While 300 reaped the box office rewards, Sin City was the movie that got far more critical attention for its bold style. Of the seven original comic books, the first Sin City took most of its story from the third and fourth installment; leaving the events leading up to the movie fairly untouched. This created an opportunity for Australian game developer, Transmission Games, to come in and create a video game telling Sin City prequel stories.
The intention of the Sin City game was to recreate the Sin City aesthetic of a hard monochromatic tone, harsh lighting, and bright accent colors with a gameplay style reminiscent of Assassin’s Creed. The final product might have been like something of a cross between the noir detective tone of Max Payne mixed with the combat of the Arkham games, all behind the black and white look of the original comics. But there was no final product. Unfortunately, the game was canned before it could ever be completed.

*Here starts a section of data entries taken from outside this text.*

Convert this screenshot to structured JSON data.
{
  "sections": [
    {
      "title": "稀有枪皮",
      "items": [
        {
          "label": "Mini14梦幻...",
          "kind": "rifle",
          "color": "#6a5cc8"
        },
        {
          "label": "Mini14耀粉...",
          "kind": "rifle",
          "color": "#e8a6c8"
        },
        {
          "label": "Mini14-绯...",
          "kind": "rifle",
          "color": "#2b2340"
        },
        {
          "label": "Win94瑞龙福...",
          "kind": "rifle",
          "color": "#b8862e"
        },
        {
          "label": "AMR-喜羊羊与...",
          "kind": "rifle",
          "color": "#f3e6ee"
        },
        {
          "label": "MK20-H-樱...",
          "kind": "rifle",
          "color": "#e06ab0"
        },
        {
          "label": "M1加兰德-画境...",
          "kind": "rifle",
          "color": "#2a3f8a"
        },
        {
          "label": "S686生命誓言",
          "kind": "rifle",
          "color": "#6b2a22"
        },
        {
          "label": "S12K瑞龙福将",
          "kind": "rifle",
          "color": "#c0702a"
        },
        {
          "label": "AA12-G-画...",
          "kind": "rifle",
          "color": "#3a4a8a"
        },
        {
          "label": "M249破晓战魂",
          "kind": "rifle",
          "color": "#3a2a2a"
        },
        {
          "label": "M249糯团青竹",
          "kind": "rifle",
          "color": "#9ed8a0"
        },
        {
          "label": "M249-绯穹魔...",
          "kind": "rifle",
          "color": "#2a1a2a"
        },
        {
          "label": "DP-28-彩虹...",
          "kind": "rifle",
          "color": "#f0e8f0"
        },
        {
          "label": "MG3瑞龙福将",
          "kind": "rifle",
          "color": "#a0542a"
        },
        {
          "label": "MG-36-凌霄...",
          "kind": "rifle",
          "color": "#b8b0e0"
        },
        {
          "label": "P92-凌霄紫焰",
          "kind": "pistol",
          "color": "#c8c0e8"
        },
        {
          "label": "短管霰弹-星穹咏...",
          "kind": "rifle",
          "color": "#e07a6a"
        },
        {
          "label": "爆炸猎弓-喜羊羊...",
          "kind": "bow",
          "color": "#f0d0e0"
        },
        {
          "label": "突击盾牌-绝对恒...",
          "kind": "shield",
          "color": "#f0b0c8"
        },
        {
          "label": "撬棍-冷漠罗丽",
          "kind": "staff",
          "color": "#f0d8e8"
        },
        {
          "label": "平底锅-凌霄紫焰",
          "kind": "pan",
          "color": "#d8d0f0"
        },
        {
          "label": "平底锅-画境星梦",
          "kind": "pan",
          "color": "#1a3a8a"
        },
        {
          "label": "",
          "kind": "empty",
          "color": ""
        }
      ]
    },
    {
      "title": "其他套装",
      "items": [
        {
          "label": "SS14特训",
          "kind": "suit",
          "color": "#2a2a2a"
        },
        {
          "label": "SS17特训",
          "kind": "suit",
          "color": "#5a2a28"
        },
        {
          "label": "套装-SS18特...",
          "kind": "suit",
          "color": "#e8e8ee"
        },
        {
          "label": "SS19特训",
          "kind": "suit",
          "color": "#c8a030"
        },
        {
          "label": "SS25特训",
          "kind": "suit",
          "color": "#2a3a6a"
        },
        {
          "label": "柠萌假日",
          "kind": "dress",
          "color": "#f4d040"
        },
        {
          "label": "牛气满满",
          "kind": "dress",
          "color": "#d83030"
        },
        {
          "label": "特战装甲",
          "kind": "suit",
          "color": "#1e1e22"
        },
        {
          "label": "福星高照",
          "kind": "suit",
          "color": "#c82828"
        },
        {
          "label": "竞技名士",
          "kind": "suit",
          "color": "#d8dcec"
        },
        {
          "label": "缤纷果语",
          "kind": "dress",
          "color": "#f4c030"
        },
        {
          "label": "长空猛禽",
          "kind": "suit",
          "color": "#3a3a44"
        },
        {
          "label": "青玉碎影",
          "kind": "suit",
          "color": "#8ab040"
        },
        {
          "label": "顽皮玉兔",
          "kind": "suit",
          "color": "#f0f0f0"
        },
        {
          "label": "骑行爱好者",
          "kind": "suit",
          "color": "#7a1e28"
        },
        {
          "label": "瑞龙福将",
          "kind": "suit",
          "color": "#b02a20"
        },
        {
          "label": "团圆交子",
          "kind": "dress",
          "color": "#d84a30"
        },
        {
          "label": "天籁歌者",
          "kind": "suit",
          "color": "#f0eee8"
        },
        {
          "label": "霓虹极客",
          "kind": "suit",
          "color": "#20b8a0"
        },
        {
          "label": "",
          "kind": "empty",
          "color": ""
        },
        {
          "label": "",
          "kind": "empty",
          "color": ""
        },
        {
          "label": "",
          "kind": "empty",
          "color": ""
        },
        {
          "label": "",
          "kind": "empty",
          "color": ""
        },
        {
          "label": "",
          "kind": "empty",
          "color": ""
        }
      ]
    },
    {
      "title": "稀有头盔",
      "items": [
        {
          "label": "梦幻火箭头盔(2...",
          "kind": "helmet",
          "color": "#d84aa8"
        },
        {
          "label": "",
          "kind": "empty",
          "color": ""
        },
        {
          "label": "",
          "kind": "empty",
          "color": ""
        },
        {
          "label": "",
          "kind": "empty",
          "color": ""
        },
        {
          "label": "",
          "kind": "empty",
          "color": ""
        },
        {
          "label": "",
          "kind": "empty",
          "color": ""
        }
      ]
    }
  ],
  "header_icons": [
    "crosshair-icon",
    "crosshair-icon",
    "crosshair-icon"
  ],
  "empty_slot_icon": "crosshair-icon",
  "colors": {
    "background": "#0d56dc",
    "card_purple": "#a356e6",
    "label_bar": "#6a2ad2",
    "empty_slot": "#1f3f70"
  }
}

While the concept of the game look enticing, behind the scenes troubles, eventually leading to the cancellation of the game, were twisting it away from what fans of the Sin City property would have wanted. Citing an anonymous source, Eurogamer says the game’s US based publisher, Red Mile Entertainment, and Frank Miller’s hand picked representative, Flint Dille, apparently had little familiarity or reverence for the source material, to which Transmission Games was attempting to strictly adhere.
Instead of going with comic accurate representations of the characters and scenes straight from the pages of the book presented by Transmission, the studio was tasked with amping up the sexual and violent elements in ways that ultimately betrayed the noir tone, the personalities of the characters, and twisted Sin City’s satirical take on sex and violence into something far more exploitative; including, what’s referred to as a “Dance Dance Revolution style” stiptease mini-game.
The game was eventually shelved when Red Mile was bought out due to financial troubles, but Eurogamer’s anonymous source claims the cancellation was a relief for Transmission Games:
“I think if that game had come out, people would have been disappointed. ‘What do these guys think they’re doing with Sin City, because that’s not Sin City.’ And we would have agreed with them.”
Sin City isn’t the only cancelled game to get recent exposure. Scrapped plans for Arkham-style Superman and Flash games were recently revealed, along with the LucasArts fatality featuring Darth Maul. It’s unlikely that any of these games will see production revivals like the Deadpool movie (re: due to leaked concept footage), but fans of these properties are always curious about what could have been.